Posted on August 21st, 2013 No comments
Feeling stiff, tired and oldish? Let this story cheer you up.
In an old men´s home, among the aged and decrepit, there is one little old man who seems to have more energy and vivacity than the rest. He moves a little faster, he has a better appetite and even jumps up to open the door for others.
“What is your secret?” somone asks him. “What sort of life did you lead? Did you stick to a strict diet?”
“I always ate like a horse. Three big meals a day, fat, cholesterol, sugar — the lot.”
“Hm. Have you been a teetotaller?”
“I drank a bottle of brandy every day. And wine with my meals. And a few drinks in between.”
“And what about women?”
“At least one woman a day. Often two. Sometimes three”
“Good God”, says another old man adimiringly. “That´s really amazing. And how old are you?”
A good laugh prolongs life!
[The story comes from George Mike´s "How to be a guru".]
Posted on July 28th, 2013 No comments
Reading an article about The Nutcracker in Time Magazine, I suddenly realize there are so many things that I don´t know.
When I first saw Nutcracker in Budapest in the early 60s I had NO IDEA that it was a “decidedly American phenomenon”.
That it is “darn good” I know, especially since I have played the piano score myself. For example, the Waltz of the the Flowers is one of the most beautiful waltzes ever.

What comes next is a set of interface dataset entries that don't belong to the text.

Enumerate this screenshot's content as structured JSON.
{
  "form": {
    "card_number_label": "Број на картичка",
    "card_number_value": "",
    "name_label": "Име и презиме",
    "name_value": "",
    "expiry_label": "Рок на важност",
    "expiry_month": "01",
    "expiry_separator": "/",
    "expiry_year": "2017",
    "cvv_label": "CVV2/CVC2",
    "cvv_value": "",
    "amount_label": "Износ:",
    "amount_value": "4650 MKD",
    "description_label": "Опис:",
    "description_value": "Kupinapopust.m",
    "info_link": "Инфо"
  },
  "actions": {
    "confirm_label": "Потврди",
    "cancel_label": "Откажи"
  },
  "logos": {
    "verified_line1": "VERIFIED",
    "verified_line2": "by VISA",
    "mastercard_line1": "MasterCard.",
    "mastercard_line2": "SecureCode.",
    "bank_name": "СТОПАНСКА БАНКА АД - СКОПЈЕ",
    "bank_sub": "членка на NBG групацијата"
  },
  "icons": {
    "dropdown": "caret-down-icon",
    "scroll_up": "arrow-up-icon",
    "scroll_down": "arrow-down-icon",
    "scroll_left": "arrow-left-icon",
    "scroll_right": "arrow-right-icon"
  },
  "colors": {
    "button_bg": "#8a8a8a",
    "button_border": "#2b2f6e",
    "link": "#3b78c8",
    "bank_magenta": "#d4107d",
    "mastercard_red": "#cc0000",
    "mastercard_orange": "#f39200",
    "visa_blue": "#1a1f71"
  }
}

I also played The Nutcracker in the orchestra pit at the Stockholm Opera (mainly the Sugar-plum fairy part on the celesta).
That Tchaikovsky had a “knack for arranging” is also totally new to me. I thought he only was a composer.
I am sure I SHOULD have known it, but nevertheless it comes as a total surprise to me that the celesta is “featured in the opening of Mr. Rogers’ Neighborhood” and that “Merv Griffin used the instrument in the original Final Jeopardy theme for the quiz show.”
Clearly there are LARGE blank spaces in my knowledge bank. But then, I don´t live in the USA.
Posted on May 20th, 2013 No comments
The soundbyte has a bad reputation. As an icon of modern man’s lack of time it signals temporal poverty, but also stands for compression and concentration. If you want to give a child a good start (in at least two senses), don’t give it lengthy books but proverbs and quotations. These are short, unflattering and they inspire, almost FORCE the child to think.
There are people who are happy without knowing it
If the shoe fits you are not allowing for growth
Everybody likes the smell of his own fart
Such miniature “thinkbytes” are freeze-dried wisdom, often the result of a long life of reflection. A standard book of quotations can thus expand to the size of a small library.
Just add reader.
Posted on May 16th, 2013 No comments
But I am no longer connecting the dots myself.Blog dogma is too tiring, cumbersome and nerdy. Above all, it stops my flow. A number of texts have not been written or published because of the tiredness felt when thinking about connecting them.
Everyhing is still connected.
You just have to go the Akasha for it now.
Posted on March 26th, 2013 No comments
I believe (and hope) that future generations will have a hard time understanding the concept of “Mobile Phone Cake”.
Posted on November 20th, 2012 No comments
A victim is, almost by definition, powerless. If you see a victim with power, that is a wannabe — rather a wannabeseenas — victim.
That human being, or group, posesses a special kind of invisible/less visible power. I call it victim power (offermakt).
The name of the game is victimisation. But the heart of the game is power.
Posted on November 20th, 2012 No comments
When contemplating what our ”leaders” are doing — to us, others, the planet — I realize we need a new word.
These people are not leaders.They are MISLEADERS.
Posted on September 14th, 2012 No comments
We civilians often think things are done for US.
Men think that women dress for them — while women dress for each other.
Women think men are toiling for them — which happens to be correct.
Both men and women think that technological changes and computer updates are done for them — while they are just part of the war between companies. The “user” is merely audience.
The same goes for politics. Voters think politicians work for them. Actually voters are just the crowd cheering and helping one of the teams to win.
It is only in sports that this relationship is clear. We know we are unimportant shouting machines.
Posted on May 12th, 2012 No comments
First (1924) came “No, no Nanette”.Then (1927) came “Yes, Yes Yvette”.
After that (1960) came “Intolleranza” by Luigi Nono.
Now (2012) comes the Nononono cat.
Saying “no” sure gives us a sense of being important.
Posted on April 7th, 2012 No comments
“What doesn´t kill you…”
Stop! We know that tune. Turn around and go the other way.
What doesn´t make you stronger kills you — s l o w l y.
Now that´s a good motto. Of course there are things and people that kill you fast, like Martians
But that has nothing to do with weakness, or weakening.
One way to avoid being killed slowly is to say NO!